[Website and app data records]
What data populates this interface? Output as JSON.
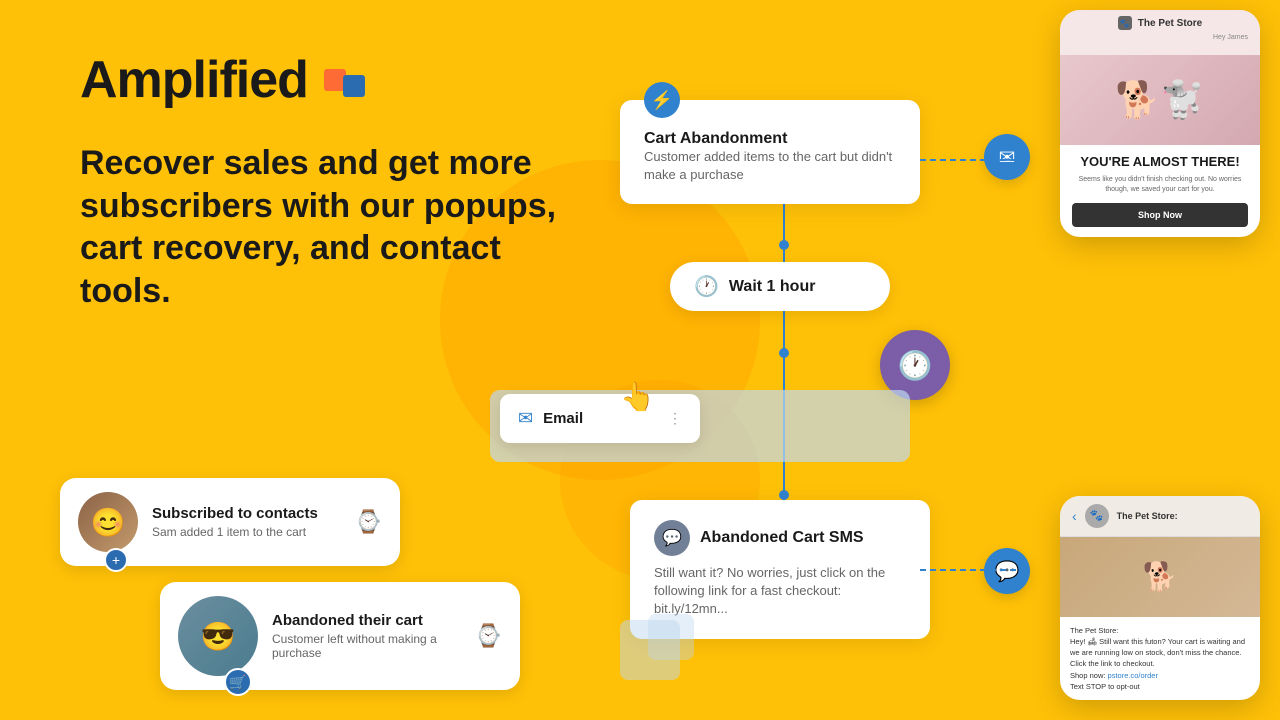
{
  "app": {
    "name": "Amplified",
    "logo_icon": "logo-icon"
  },
  "tagline": "Recover sales and get more subscribers with our popups, cart recovery, and contact tools.",
  "flow": {
    "cart_abandonment": {
      "title": "Cart Abandonment",
      "description": "Customer added items to the cart but didn't make a purchase"
    },
    "wait": {
      "text": "Wait",
      "bold_text": "1 hour"
    },
    "email": {
      "label": "Email"
    },
    "sms": {
      "title": "Abandoned Cart SMS",
      "description": "Still want it? No worries, just click on the following link for a fast checkout: bit.ly/12mn..."
    }
  },
  "contacts": {
    "subscribed": {
      "title": "Subscribed to contacts",
      "subtitle": "Sam added 1 item to the cart"
    },
    "abandoned": {
      "title": "Abandoned their cart",
      "subtitle": "Customer left without making a purchase"
    }
  },
  "email_preview": {
    "store_name": "The Pet Store",
    "greeting": "Hey James",
    "headline": "YOU'RE ALMOST THERE!",
    "body": "Seems like you didn't finish checking out. No worries though, we saved your cart for you.",
    "cta": "Shop Now"
  },
  "sms_preview": {
    "store_name": "The Pet Store:",
    "message": "Hey! 🛋 Still want this futon? Your cart is waiting and we are running low on stock, don't miss the chance. Click the link to checkout.",
    "shop_link": "pstore.co/order",
    "shop_link_2": "Shop now:",
    "opt_out": "Text STOP to opt-out"
  },
  "icons": {
    "lightning": "⚡",
    "clock": "🕐",
    "email": "✉",
    "sms": "💬",
    "watch": "⌚",
    "cart": "🛒",
    "plus": "+",
    "back": "‹",
    "paw": "🐾"
  }
}
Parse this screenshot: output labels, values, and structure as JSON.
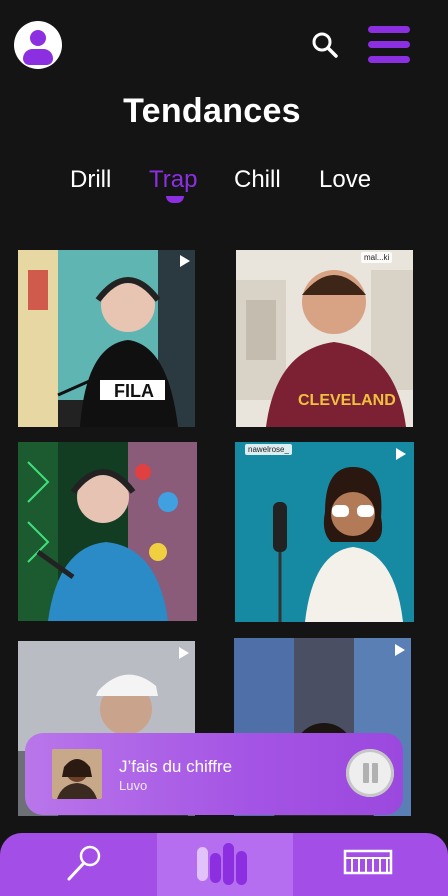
{
  "header": {
    "title": "Tendances"
  },
  "genres": [
    {
      "label": "Drill"
    },
    {
      "label": "Trap"
    },
    {
      "label": "Chill"
    },
    {
      "label": "Love"
    }
  ],
  "selected_genre": "Trap",
  "feed": {
    "tiles": [
      {
        "id": "video-1",
        "overlay_label": ""
      },
      {
        "id": "video-2",
        "overlay_label": "mal...ki"
      },
      {
        "id": "video-3",
        "overlay_label": ""
      },
      {
        "id": "video-4",
        "overlay_label": "nawelrose_"
      },
      {
        "id": "video-5",
        "overlay_label": ""
      },
      {
        "id": "video-6",
        "overlay_label": ""
      }
    ]
  },
  "now_playing": {
    "title": "J’fais du chiffre",
    "artist": "Luvo"
  },
  "colors": {
    "accent": "#8b2fe0",
    "background": "#141414",
    "nav_background": "#a44ee8"
  },
  "icons": {
    "profile": "user-icon",
    "search": "search-icon",
    "menu": "menu-icon",
    "play": "play-icon",
    "pause": "pause-icon",
    "nav_mic": "microphone-icon",
    "nav_trending": "equalizer-bars-icon",
    "nav_beats": "keyboard-icon"
  }
}
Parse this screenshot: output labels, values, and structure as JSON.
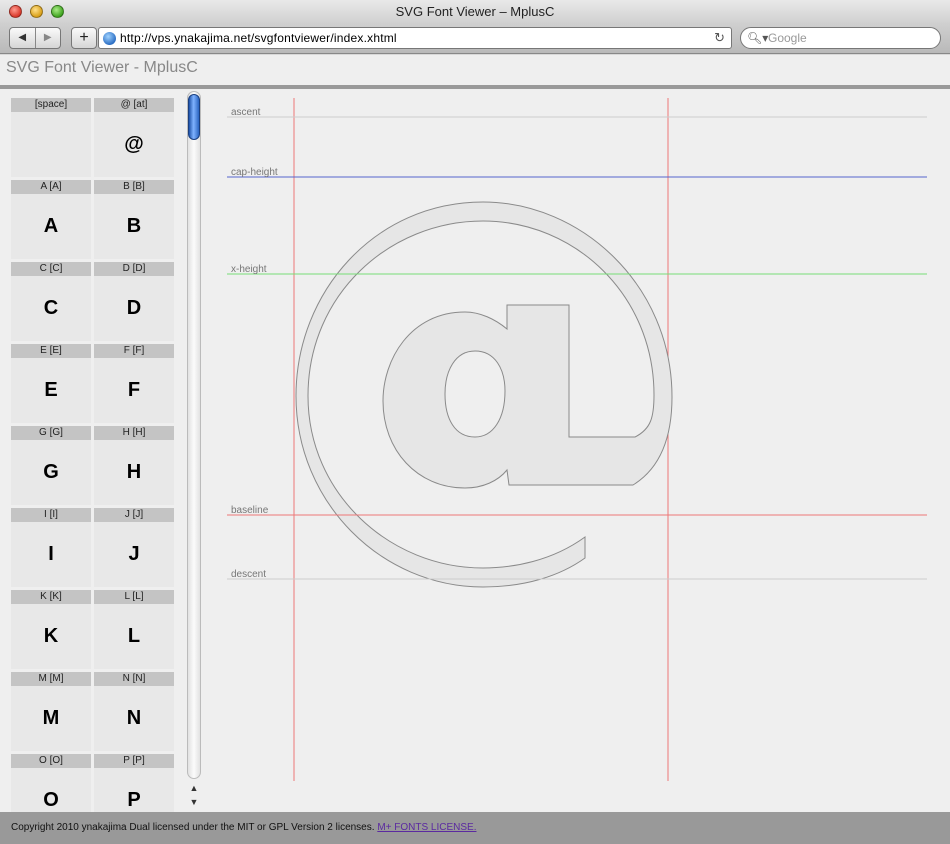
{
  "window": {
    "title": "SVG Font Viewer – MplusC"
  },
  "toolbar": {
    "back_glyph": "◀",
    "forward_glyph": "▶",
    "add_glyph": "+",
    "url": "http://vps.ynakajima.net/svgfontviewer/index.xhtml",
    "reload_glyph": "↻",
    "search_placeholder": "Google",
    "search_glyph": "🔍︎▾"
  },
  "page": {
    "title": "SVG Font Viewer - MplusC"
  },
  "glyphs": [
    {
      "label": "[space]",
      "char": ""
    },
    {
      "label": "@ [at]",
      "char": "@"
    },
    {
      "label": "A [A]",
      "char": "A"
    },
    {
      "label": "B [B]",
      "char": "B"
    },
    {
      "label": "C [C]",
      "char": "C"
    },
    {
      "label": "D [D]",
      "char": "D"
    },
    {
      "label": "E [E]",
      "char": "E"
    },
    {
      "label": "F [F]",
      "char": "F"
    },
    {
      "label": "G [G]",
      "char": "G"
    },
    {
      "label": "H [H]",
      "char": "H"
    },
    {
      "label": "I [I]",
      "char": "I"
    },
    {
      "label": "J [J]",
      "char": "J"
    },
    {
      "label": "K [K]",
      "char": "K"
    },
    {
      "label": "L [L]",
      "char": "L"
    },
    {
      "label": "M [M]",
      "char": "M"
    },
    {
      "label": "N [N]",
      "char": "N"
    },
    {
      "label": "O [O]",
      "char": "O"
    },
    {
      "label": "P [P]",
      "char": "P"
    }
  ],
  "viewer": {
    "selected_glyph": "@",
    "metrics": {
      "ascent": "ascent",
      "cap_height": "cap-height",
      "x_height": "x-height",
      "baseline": "baseline",
      "descent": "descent"
    },
    "colors": {
      "ascent": "#cccccc",
      "cap_height": "#5566cc",
      "x_height": "#77dd77",
      "baseline": "#ee7777",
      "descent": "#cccccc",
      "guide": "#ee7777"
    }
  },
  "scrollbar": {
    "up_glyph": "▲",
    "down_glyph": "▼"
  },
  "footer": {
    "text": "Copyright 2010 ynakajima Dual licensed under the MIT or GPL Version 2 licenses.",
    "link": "M+ FONTS LICENSE."
  }
}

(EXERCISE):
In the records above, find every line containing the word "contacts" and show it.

(COMPLETED TASK):
  "contacts": {
      "title": "Subscribed to contacts",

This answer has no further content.